Where does the word "icon" show up in the data? Please find each such line and copy it.

*** DATA LISTING ***

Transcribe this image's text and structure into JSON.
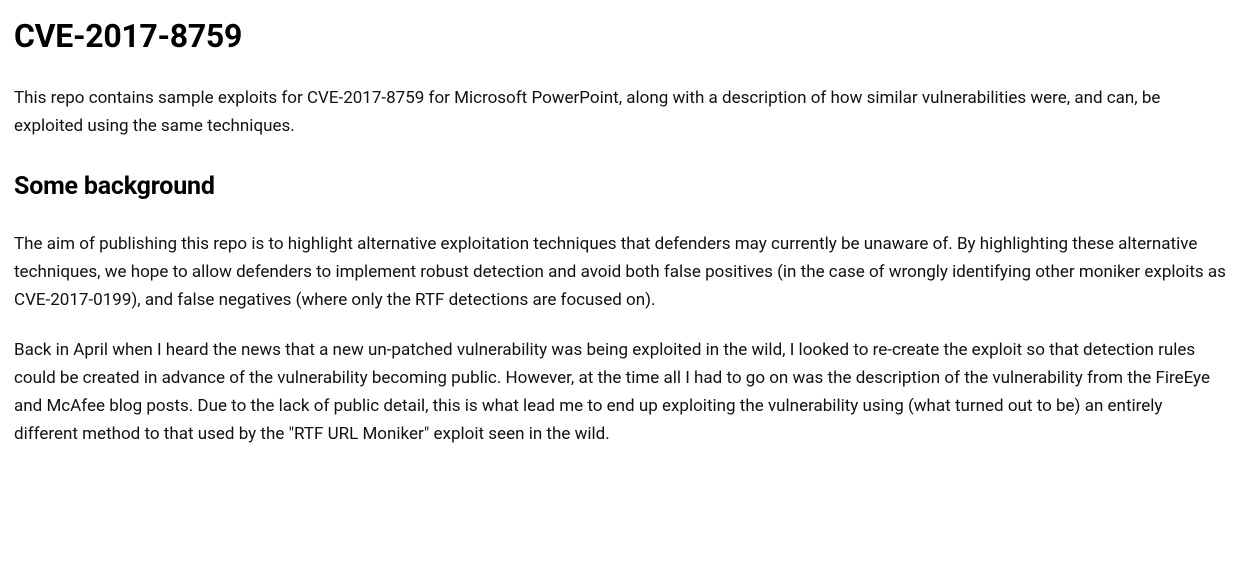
{
  "document": {
    "title": "CVE-2017-8759",
    "intro": "This repo contains sample exploits for CVE-2017-8759 for Microsoft PowerPoint, along with a description of how similar vulnerabilities were, and can, be exploited using the same techniques.",
    "section_heading": "Some background",
    "para1": "The aim of publishing this repo is to highlight alternative exploitation techniques that defenders may currently be unaware of. By highlighting these alternative techniques, we hope to allow defenders to implement robust detection and avoid both false positives (in the case of wrongly identifying other moniker exploits as CVE-2017-0199), and false negatives (where only the RTF detections are focused on).",
    "para2": "Back in April when I heard the news that a new un-patched vulnerability was being exploited in the wild, I looked to re-create the exploit so that detection rules could be created in advance of the vulnerability becoming public. However, at the time all I had to go on was the description of the vulnerability from the FireEye and McAfee blog posts. Due to the lack of public detail, this is what lead me to end up exploiting the vulnerability using (what turned out to be) an entirely different method to that used by the \"RTF URL Moniker\" exploit seen in the wild."
  }
}
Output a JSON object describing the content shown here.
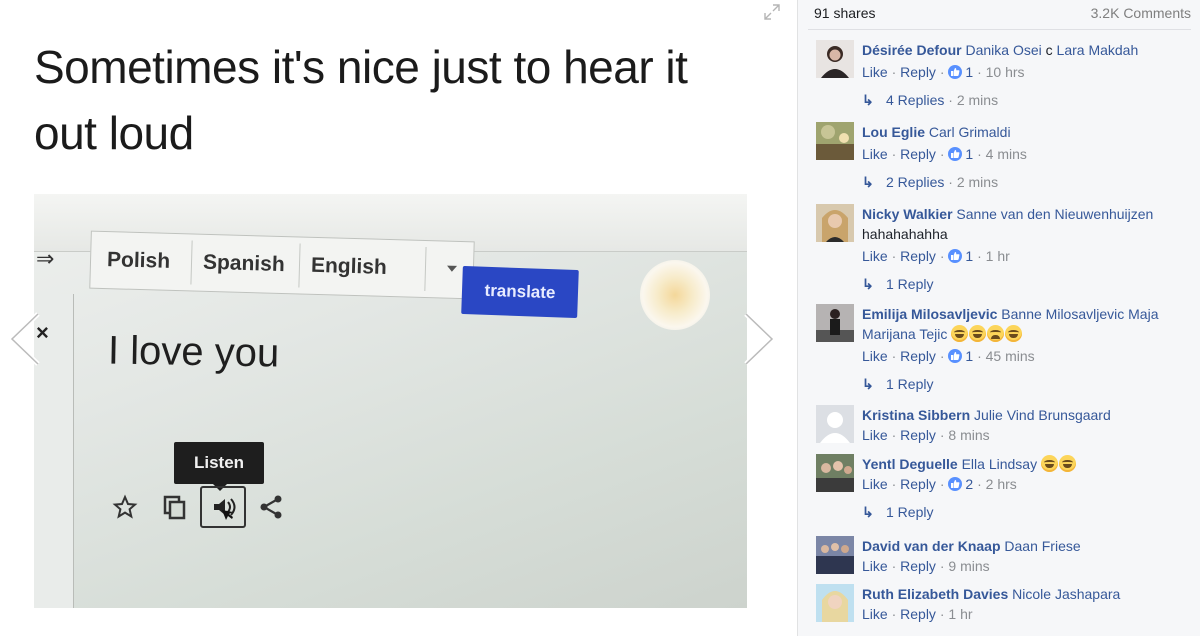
{
  "post": {
    "meme_text": "Sometimes it's nice just to hear it out loud",
    "photo": {
      "languages": [
        "Polish",
        "Spanish",
        "English"
      ],
      "translate_label": "translate",
      "close_glyph": "×",
      "arrow_glyph": "⇒",
      "phrase": "I love you",
      "tooltip": "Listen",
      "tools": [
        "star-icon",
        "copy-icon",
        "speaker-icon",
        "share-icon"
      ]
    }
  },
  "panel": {
    "shares": "91 shares",
    "comments_count": "3.2K Comments",
    "like_label": "Like",
    "reply_label": "Reply",
    "comments": [
      {
        "author": "Désirée Defour",
        "text_parts": [
          {
            "kind": "mention",
            "text": "Danika Osei"
          },
          {
            "kind": "plain",
            "text": " c "
          },
          {
            "kind": "mention",
            "text": "Lara Makdah"
          }
        ],
        "likes": "1",
        "time": "10 hrs",
        "replies": {
          "label": "4 Replies",
          "time": "2 mins"
        }
      },
      {
        "author": "Lou Eglie",
        "text_parts": [
          {
            "kind": "mention",
            "text": "Carl Grimaldi"
          }
        ],
        "likes": "1",
        "time": "4 mins",
        "replies": {
          "label": "2 Replies",
          "time": "2 mins"
        }
      },
      {
        "author": "Nicky Walkier",
        "text_parts": [
          {
            "kind": "mention",
            "text": "Sanne van den Nieuwenhuijzen"
          },
          {
            "kind": "plain",
            "text": " hahahahahha"
          }
        ],
        "likes": "1",
        "time": "1 hr",
        "replies": {
          "label": "1 Reply",
          "time": ""
        }
      },
      {
        "author": "Emilija Milosavljevic",
        "text_parts": [
          {
            "kind": "mention",
            "text": "Banne Milosavljevic Maja Marijana Tejic"
          }
        ],
        "emojis": [
          "laughing-emoji",
          "laughing-emoji",
          "sad-emoji",
          "laughing-emoji"
        ],
        "likes": "1",
        "time": "45 mins",
        "replies": {
          "label": "1 Reply",
          "time": ""
        }
      },
      {
        "author": "Kristina Sibbern",
        "text_parts": [
          {
            "kind": "mention",
            "text": "Julie Vind Brunsgaard"
          }
        ],
        "likes": "",
        "time": "8 mins",
        "replies": null
      },
      {
        "author": "Yentl Deguelle",
        "text_parts": [
          {
            "kind": "mention",
            "text": "Ella Lindsay"
          }
        ],
        "emojis": [
          "laughing-emoji",
          "laughing-emoji"
        ],
        "likes": "2",
        "time": "2 hrs",
        "replies": {
          "label": "1 Reply",
          "time": ""
        }
      },
      {
        "author": "David van der Knaap",
        "text_parts": [
          {
            "kind": "mention",
            "text": "Daan Friese"
          }
        ],
        "likes": "",
        "time": "9 mins",
        "replies": null
      },
      {
        "author": "Ruth Elizabeth Davies",
        "text_parts": [
          {
            "kind": "mention",
            "text": "Nicole Jashapara"
          }
        ],
        "likes": "",
        "time": "1 hr",
        "replies": null
      }
    ]
  },
  "colors": {
    "link": "#365899",
    "meta": "#8a8d91",
    "like_badge": "#5890ff",
    "translate_button": "#2a47c4"
  }
}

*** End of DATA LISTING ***

RESULT:
        "star-icon",
        "copy-icon",
        "speaker-icon",
        "share-icon"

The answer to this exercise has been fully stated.